Among the lines below, list those containing the string "value".

(Interface dataset entries)
Content starts

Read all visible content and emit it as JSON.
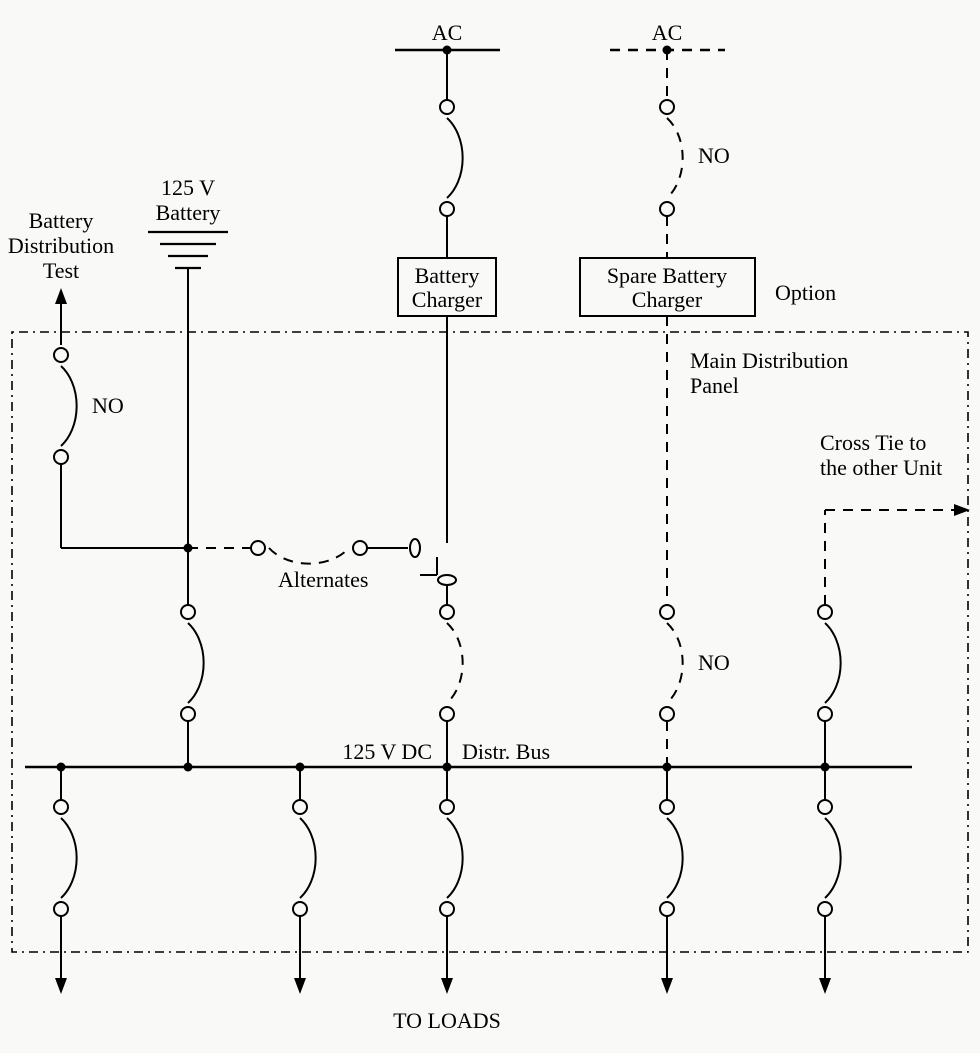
{
  "labels": {
    "ac1": "AC",
    "ac2": "AC",
    "battery_voltage": "125 V",
    "battery_name": "Battery",
    "distribution_test_l1": "Battery",
    "distribution_test_l2": "Distribution",
    "distribution_test_l3": "Test",
    "charger_l1": "Battery",
    "charger_l2": "Charger",
    "spare_l1": "Spare Battery",
    "spare_l2": "Charger",
    "option": "Option",
    "panel_l1": "Main Distribution",
    "panel_l2": "Panel",
    "crosstie_l1": "Cross Tie to",
    "crosstie_l2": "the other Unit",
    "alternates": "Alternates",
    "bus_left": "125 V DC",
    "bus_right": "Distr. Bus",
    "to_loads": "TO LOADS",
    "no1": "NO",
    "no2": "NO",
    "no3": "NO"
  }
}
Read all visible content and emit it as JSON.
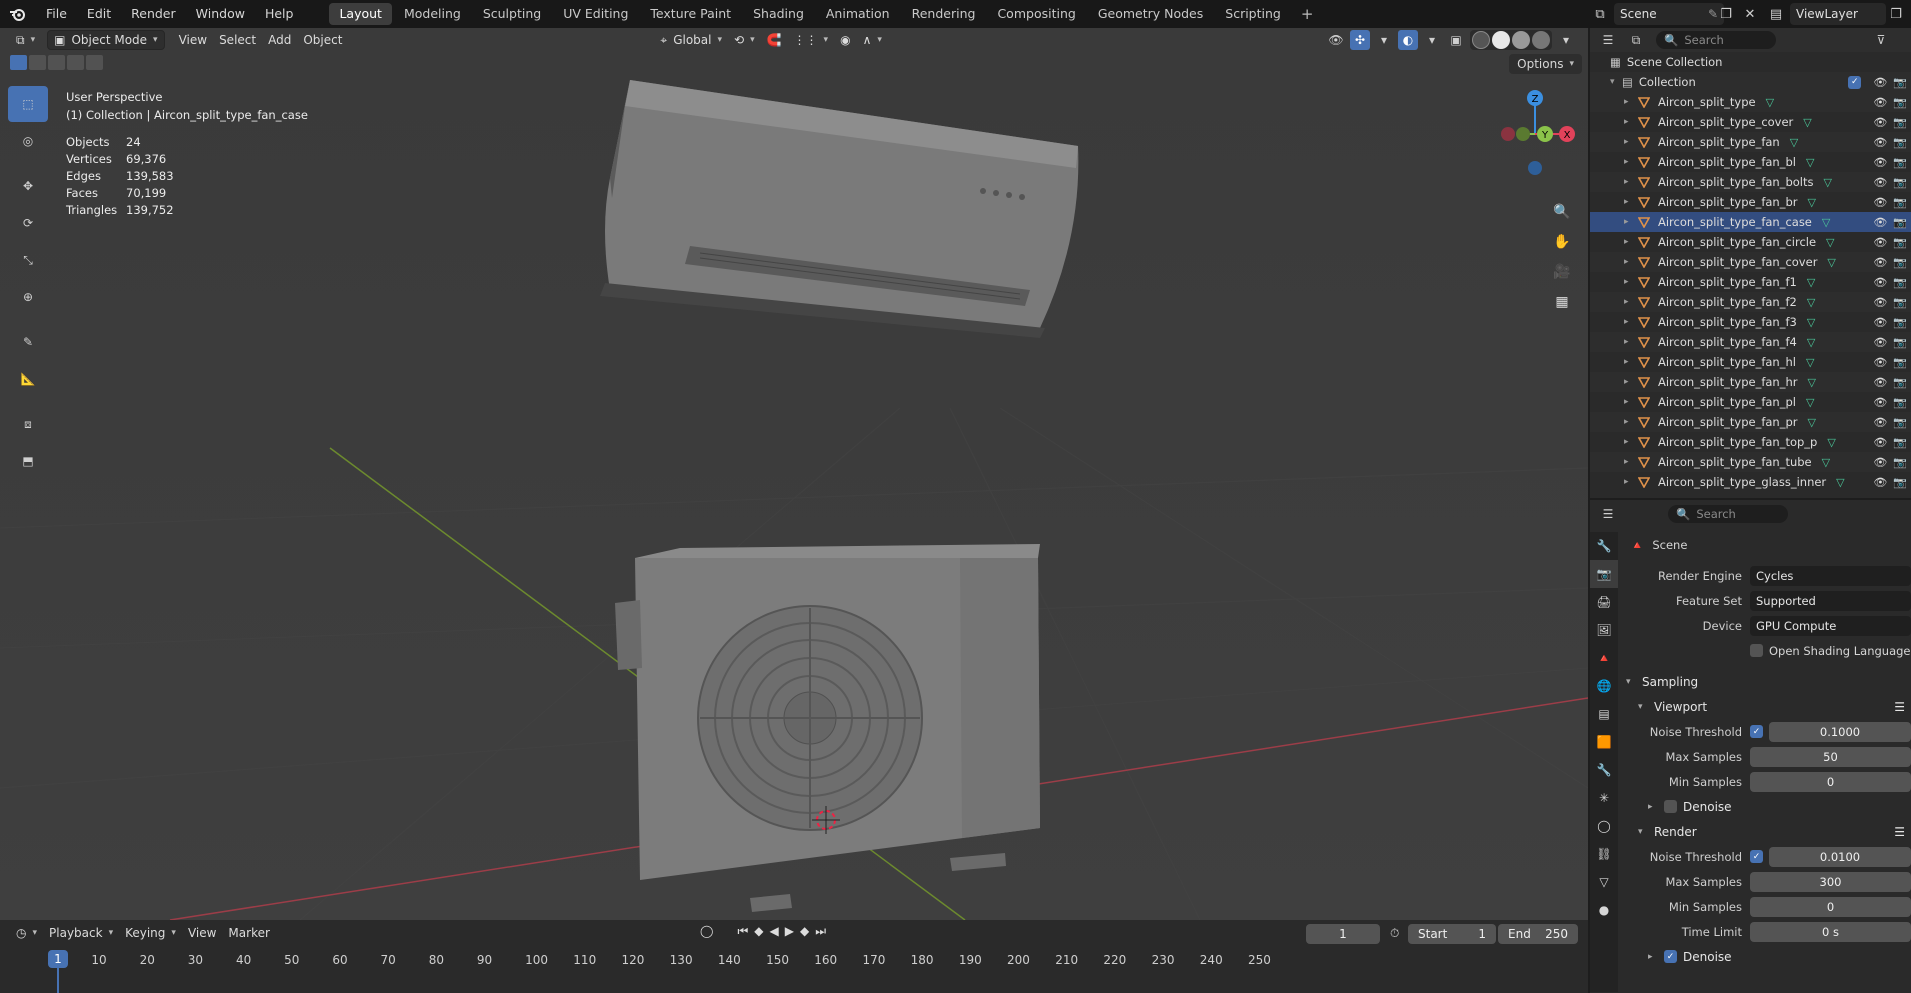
{
  "topbar": {
    "menus": [
      "File",
      "Edit",
      "Render",
      "Window",
      "Help"
    ],
    "workspaces": [
      "Layout",
      "Modeling",
      "Sculpting",
      "UV Editing",
      "Texture Paint",
      "Shading",
      "Animation",
      "Rendering",
      "Compositing",
      "Geometry Nodes",
      "Scripting"
    ],
    "active_workspace": "Layout",
    "scene": "Scene",
    "view_layer": "ViewLayer"
  },
  "viewport": {
    "mode": "Object Mode",
    "menus": [
      "View",
      "Select",
      "Add",
      "Object"
    ],
    "transform_orientation": "Global",
    "options_label": "Options",
    "perspective": "User Perspective",
    "active_object_line": "(1) Collection | Aircon_split_type_fan_case",
    "stats": [
      {
        "label": "Objects",
        "value": "24"
      },
      {
        "label": "Vertices",
        "value": "69,376"
      },
      {
        "label": "Edges",
        "value": "139,583"
      },
      {
        "label": "Faces",
        "value": "70,199"
      },
      {
        "label": "Triangles",
        "value": "139,752"
      }
    ],
    "gizmo_axes": {
      "x": "X",
      "y": "Y",
      "z": "Z"
    },
    "axis_colors": {
      "x": "#e1425a",
      "y": "#8bc34a",
      "z": "#3b8fe0"
    }
  },
  "outliner": {
    "search_placeholder": "Search",
    "scene_collection": "Scene Collection",
    "collection": "Collection",
    "objects": [
      "Aircon_split_type",
      "Aircon_split_type_cover",
      "Aircon_split_type_fan",
      "Aircon_split_type_fan_bl",
      "Aircon_split_type_fan_bolts",
      "Aircon_split_type_fan_br",
      "Aircon_split_type_fan_case",
      "Aircon_split_type_fan_circle",
      "Aircon_split_type_fan_cover",
      "Aircon_split_type_fan_f1",
      "Aircon_split_type_fan_f2",
      "Aircon_split_type_fan_f3",
      "Aircon_split_type_fan_f4",
      "Aircon_split_type_fan_hl",
      "Aircon_split_type_fan_hr",
      "Aircon_split_type_fan_pl",
      "Aircon_split_type_fan_pr",
      "Aircon_split_type_fan_top_p",
      "Aircon_split_type_fan_tube",
      "Aircon_split_type_glass_inner"
    ]
  },
  "properties": {
    "search_placeholder": "Search",
    "context": "Scene",
    "render_engine_label": "Render Engine",
    "render_engine": "Cycles",
    "feature_set_label": "Feature Set",
    "feature_set": "Supported",
    "device_label": "Device",
    "device": "GPU Compute",
    "osl_label": "Open Shading Language",
    "sampling": "Sampling",
    "viewport_panel": "Viewport",
    "render_panel": "Render",
    "noise_threshold_label": "Noise Threshold",
    "max_samples_label": "Max Samples",
    "min_samples_label": "Min Samples",
    "time_limit_label": "Time Limit",
    "denoise_label": "Denoise",
    "viewport_noise_threshold": "0.1000",
    "viewport_max_samples": "50",
    "viewport_min_samples": "0",
    "render_noise_threshold": "0.0100",
    "render_max_samples": "300",
    "render_min_samples": "0",
    "render_time_limit": "0 s"
  },
  "timeline": {
    "menus": [
      "Playback",
      "Keying",
      "View",
      "Marker"
    ],
    "current_frame": "1",
    "start_label": "Start",
    "start": "1",
    "end_label": "End",
    "end": "250",
    "ticks": [
      "10",
      "20",
      "30",
      "40",
      "50",
      "60",
      "70",
      "80",
      "90",
      "100",
      "110",
      "120",
      "130",
      "140",
      "150",
      "160",
      "170",
      "180",
      "190",
      "200",
      "210",
      "220",
      "230",
      "240",
      "250"
    ]
  }
}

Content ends

Expected output:
        "value": "24"
        "value": "69,376"
        "value": "139,583"
        "value": "70,199"
        "value": "139,752"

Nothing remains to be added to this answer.